This quickly becomes a balancing act. “Energy decisions can be made purely based on what’s the most cost-effective fuel source. For example, let’s say a building could use electricity or steam power to run a chiller plant. Steam is cheaper in the summer, so the building manager may choose that energy source from a pure cost perspective. But steam is dirtier than electricity. If the priority is reducing carbon output, the decision is not as cut and dry as financials,” noted Brondum.
There is a bit of good news for the electric grid and the buildings that rely on it, especially in states like New York, Iowa, and Massachusetts. The grid’s power sources are becoming greener much faster than ever before because of plummeting renewable power costs. “Since the late 1970s, the cost of solar has plummeted 99.5 percent. In other words, it is 1/200 as expensive as it used to be,” said Laurie Kerr, Climate Advisor at the U.S. Green Building Council.
So even as production of on-site renewable energy at scale lags, buildings can get the secondhand benefits of a greener grid when making energy sourcing decisions. However, the low percentage of on-site renewable energy is one of the reasons why the International Energy Agency is pushing for “mandatory zero-carbon-ready building codes for all new buildings by 2030” in order to reach global net-zero emissions by 2050.

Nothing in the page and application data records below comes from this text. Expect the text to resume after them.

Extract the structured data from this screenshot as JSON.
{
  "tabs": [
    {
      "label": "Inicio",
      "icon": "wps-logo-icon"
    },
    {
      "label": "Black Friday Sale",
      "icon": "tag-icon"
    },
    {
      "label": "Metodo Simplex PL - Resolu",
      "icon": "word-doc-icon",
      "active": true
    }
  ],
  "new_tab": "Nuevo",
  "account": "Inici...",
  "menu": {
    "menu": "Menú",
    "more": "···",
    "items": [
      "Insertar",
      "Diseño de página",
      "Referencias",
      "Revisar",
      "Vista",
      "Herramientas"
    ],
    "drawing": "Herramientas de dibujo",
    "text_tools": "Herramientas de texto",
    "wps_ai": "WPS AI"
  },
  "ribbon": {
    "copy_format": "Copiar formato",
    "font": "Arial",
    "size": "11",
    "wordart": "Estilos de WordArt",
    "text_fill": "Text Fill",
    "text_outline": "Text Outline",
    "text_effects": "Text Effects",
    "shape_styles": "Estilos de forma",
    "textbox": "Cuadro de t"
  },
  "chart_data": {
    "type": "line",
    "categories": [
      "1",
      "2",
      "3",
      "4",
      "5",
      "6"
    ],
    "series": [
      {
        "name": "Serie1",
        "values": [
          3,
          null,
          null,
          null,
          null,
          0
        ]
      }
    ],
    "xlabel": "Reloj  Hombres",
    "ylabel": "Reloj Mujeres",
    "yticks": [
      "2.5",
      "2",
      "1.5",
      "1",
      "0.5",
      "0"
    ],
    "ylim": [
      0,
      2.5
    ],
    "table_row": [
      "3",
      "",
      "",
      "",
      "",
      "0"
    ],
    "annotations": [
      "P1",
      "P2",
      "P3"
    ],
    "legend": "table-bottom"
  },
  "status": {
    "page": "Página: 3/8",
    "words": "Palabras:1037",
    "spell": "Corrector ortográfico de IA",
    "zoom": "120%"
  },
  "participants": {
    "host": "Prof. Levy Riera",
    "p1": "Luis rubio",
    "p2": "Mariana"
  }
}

An important caveat: these codes would not drive substantial change in the 80 percent of buildings that exist today and will still stand 50 years from now.
The embodied carbon factor
Operational carbon is only one side of the story. The other, embodied carbon, includes the materials and construction process of the initial asset plus its renovations and changes over its lifecycle. But buildings are sold, property managers change and conversions happen, making embodied carbon perhaps the most difficult part of a building’s carbon footprint to calculate and assess over time.
Breana Wheeler, Director of U.S. Operations for the Building Research Establishment (BRE), points out the importance of avoiding rabbit holes when thinking about embodied carbon. She explains, “We’re focused on what are the critical materials, including the envelope, the structure, the internal walls, not the materials that make-up one percent of the entire building.”
However, Wheeler is quick to point out that materials used during retrofits and renovations should prioritize longevity and sustainability when you think of embodied carbon’s role in calculating whole lifecycle carbon. She adds, “Embodied carbon represents the lifetime of an asset. There are building solutions and materials that may be green today. But if they don’t hold out over time, your replacement costs and carbon rise. How do we build and maintain buildings to minimize resource usage and embodied carbon?”
This end-of-life factor is one of the reasons why the costs and carbon calculations of retrofitting are easier to stomach than demolishing older, less efficient buildings and starting from the ground up again.
Will most existing buildings ever end up with a zero-carbon profile when factoring in embodied carbon? The possibility is slim, but that doesn’t mean the target should be lowered. That’s one of the reasons why most carbon experts want buildings that stand today, to begin with operational carbon. Building managers can control it today and in the future, while so much of embodied carbon is based on decisions that were made in the past. But perhaps the most important part of all of this math is just getting started even if the calculation isn’t perfect.